The total was up from about $285 million last year and was more than $20 million above the previous high water mark of $288 million, reached in fiscal 2010.
“It’s phenomenal,” said OSU Vice President for Research Cynthia Sagers, who stepped into the job Aug. 31 following the retirement of Ron Adams. “It is a big, big number for a campus of our size in this funding environment.”
While the federal government remains the largest source of research dollars for OSU, that number has been relatively flat over the past five years — an achievement in itself, according to Associate Vice President for Research Rich Holdren, who points out that overall federal support for academic research has been declining over that span.

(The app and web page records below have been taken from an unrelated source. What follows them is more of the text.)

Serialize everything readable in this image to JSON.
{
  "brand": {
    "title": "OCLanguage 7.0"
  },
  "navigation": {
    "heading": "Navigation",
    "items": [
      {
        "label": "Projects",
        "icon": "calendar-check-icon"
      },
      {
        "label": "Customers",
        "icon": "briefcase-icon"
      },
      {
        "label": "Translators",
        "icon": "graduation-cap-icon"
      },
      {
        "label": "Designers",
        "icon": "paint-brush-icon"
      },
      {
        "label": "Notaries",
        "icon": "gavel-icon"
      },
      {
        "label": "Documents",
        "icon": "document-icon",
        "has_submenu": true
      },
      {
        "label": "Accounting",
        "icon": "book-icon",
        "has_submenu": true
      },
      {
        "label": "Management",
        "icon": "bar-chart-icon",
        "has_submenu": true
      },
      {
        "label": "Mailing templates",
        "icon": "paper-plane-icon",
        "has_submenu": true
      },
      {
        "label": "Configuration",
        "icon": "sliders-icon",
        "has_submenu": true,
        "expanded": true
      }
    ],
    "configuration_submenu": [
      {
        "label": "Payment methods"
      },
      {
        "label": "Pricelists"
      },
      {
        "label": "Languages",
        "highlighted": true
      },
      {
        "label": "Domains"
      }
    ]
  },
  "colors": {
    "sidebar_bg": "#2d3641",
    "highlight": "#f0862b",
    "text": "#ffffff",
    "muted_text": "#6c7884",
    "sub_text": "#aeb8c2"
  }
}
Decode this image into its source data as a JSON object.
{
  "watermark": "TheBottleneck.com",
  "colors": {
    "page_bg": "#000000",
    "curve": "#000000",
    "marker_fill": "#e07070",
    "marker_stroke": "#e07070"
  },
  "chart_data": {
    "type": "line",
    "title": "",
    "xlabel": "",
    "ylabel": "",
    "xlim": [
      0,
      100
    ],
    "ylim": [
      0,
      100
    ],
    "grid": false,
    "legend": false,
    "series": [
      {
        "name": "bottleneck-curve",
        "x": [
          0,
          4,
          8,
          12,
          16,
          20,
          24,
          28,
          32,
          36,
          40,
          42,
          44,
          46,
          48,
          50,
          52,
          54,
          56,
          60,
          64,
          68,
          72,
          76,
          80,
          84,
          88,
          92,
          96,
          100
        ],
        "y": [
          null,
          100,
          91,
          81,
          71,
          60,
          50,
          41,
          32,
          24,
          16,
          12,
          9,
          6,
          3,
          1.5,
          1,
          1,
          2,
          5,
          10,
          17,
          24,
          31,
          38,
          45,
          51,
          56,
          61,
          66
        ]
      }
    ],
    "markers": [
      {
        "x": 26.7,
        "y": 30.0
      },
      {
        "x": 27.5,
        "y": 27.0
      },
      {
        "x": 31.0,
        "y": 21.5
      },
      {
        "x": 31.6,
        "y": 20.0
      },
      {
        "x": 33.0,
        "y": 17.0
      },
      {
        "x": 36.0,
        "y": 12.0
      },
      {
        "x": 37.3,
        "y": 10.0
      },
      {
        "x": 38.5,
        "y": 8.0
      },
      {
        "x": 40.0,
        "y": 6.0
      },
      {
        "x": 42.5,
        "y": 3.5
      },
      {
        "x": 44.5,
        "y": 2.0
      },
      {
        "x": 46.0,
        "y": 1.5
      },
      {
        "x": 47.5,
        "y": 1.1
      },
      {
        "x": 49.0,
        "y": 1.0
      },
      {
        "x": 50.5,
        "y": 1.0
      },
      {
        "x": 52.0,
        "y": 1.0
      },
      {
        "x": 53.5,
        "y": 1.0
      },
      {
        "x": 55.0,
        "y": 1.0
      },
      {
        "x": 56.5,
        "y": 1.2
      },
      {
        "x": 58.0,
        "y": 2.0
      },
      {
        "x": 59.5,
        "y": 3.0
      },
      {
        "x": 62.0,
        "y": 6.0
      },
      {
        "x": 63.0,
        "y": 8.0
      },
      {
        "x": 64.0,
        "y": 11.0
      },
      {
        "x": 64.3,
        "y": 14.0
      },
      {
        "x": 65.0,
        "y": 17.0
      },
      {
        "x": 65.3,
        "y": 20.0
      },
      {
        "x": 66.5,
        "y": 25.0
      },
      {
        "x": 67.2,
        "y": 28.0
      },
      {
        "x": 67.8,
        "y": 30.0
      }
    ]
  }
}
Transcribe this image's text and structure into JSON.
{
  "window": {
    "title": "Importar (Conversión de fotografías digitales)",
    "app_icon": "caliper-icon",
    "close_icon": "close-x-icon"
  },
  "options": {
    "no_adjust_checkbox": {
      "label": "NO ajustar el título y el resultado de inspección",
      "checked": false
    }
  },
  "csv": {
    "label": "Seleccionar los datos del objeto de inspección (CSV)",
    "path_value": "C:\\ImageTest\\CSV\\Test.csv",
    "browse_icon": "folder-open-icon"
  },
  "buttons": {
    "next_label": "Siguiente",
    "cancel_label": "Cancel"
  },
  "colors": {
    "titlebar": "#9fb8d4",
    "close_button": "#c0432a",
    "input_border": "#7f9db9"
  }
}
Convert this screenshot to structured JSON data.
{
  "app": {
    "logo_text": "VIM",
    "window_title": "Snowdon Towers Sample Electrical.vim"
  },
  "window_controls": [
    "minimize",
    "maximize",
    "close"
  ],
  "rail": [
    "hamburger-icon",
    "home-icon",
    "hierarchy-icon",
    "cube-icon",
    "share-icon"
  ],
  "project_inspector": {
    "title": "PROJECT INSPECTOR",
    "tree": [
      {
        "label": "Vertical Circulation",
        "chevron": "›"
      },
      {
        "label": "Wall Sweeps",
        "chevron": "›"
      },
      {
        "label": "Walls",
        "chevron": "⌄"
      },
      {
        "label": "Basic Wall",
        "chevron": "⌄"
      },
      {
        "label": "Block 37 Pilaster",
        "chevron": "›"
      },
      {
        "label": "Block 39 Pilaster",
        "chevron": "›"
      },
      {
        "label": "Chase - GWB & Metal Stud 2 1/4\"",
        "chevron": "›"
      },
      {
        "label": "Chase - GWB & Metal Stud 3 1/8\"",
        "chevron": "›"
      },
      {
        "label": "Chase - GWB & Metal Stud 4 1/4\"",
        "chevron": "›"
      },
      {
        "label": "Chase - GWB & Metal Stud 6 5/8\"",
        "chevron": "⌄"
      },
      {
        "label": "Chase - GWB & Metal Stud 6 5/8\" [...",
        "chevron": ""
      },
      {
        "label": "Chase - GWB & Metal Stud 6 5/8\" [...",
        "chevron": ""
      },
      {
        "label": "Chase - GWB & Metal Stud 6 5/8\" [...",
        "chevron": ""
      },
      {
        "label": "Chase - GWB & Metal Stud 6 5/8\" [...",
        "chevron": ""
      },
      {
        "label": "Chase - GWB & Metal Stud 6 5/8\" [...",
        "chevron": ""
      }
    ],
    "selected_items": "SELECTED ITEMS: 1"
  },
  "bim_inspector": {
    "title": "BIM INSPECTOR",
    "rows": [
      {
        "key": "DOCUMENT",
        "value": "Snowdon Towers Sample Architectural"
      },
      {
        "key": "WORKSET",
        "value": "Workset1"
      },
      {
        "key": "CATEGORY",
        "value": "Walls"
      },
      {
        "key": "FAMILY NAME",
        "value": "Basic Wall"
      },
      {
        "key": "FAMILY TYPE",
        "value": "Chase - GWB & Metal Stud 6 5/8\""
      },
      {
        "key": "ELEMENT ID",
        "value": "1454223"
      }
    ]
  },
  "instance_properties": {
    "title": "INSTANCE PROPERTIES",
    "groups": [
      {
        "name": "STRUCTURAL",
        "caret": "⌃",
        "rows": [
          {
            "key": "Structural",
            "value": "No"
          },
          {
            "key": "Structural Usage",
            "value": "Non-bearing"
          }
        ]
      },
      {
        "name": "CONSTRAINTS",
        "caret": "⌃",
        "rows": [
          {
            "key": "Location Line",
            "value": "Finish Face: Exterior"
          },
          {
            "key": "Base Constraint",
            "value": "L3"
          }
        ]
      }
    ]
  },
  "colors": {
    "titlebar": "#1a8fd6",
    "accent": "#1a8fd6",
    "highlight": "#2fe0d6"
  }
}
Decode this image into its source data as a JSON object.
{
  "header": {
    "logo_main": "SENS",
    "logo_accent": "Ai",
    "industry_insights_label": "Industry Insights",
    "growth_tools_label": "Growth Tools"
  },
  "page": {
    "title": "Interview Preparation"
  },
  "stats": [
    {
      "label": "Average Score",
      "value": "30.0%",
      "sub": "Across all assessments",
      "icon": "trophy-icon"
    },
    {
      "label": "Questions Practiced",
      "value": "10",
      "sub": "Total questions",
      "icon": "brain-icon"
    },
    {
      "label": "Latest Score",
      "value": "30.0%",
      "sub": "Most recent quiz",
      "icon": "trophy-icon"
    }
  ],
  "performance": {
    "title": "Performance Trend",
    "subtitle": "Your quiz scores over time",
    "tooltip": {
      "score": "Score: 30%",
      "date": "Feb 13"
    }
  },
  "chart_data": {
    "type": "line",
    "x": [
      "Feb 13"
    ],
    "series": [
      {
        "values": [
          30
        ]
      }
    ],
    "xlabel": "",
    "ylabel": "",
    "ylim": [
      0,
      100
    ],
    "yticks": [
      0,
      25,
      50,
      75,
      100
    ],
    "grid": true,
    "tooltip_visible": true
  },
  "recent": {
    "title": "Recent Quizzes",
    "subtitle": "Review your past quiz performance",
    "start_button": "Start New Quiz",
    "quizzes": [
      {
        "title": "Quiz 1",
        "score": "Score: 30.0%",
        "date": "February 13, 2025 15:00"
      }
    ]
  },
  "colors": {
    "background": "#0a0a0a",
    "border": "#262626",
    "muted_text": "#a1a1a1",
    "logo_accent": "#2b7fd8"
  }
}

“On the federal side, just keeping our nose above water has been a challenge,” he said. “We’ve seen significant decreases in the amount of federal research funding available.”
The National Science Foundation was OSU’s most generous federal supporter last year with grants totaling $61.5 million, according to Holdren, followed by the U.S. Department of Agriculture at $27 million, the Department of Health and Human Services ($18.7 million), the Department of Energy ($9 million), the National Oceanic and Atmospheric Administration ($7.8 million) and the National Aeronautics and Space Administration ($5.2 million).
Most of the growth in OSU’s research enterprise, however, came from private industry, which has upped its sponsorship from $25 million in 2010 to $45 million today, Holdren said.
“We’ve been working to make those connections any way we can and looking to extract a lot more value from them,” he said.
The list of companies picking up part of the tab for OSU research projects includes corporate heavyweights such as Hewlett-Packard, Nike and Boeing as well as smaller Oregon firms such as Benchmade Knife in Oregon City, Sheldon Manufacturing in Cornelius and NuScale Power in Corvallis.
Licensing revenues from technology developed by OSU scientists also made a contribution to the bottom line, nearly doubling from less than $6 million last year to more than $10 million in fiscal 2015.
Another strategy that has helped OSU grow research revenues is to go after large federal contracts by cooperating across departmental and institutional lines.
One recent example is ASSURE, the Alliance for System Safety through Research Excellence, a consortium led by Mississippi State University that also included OSU and a dozen other academic institutions. In May, the group was awarded $25 million in funding over five years by the Federal Aviation Administration to find ways of safely integrating drones into mainstream aviation.
“We’ve worked very hard here at OSU trying to build more collaborative, team science,” Holdren said. “Our faculty have been wonderful about this.”
Altogether, 558 OSU faculty members were awarded research grants last year. That funding supports 843 graduate research positions and 165 postdoctoral researchers, according to the OSU Research Office.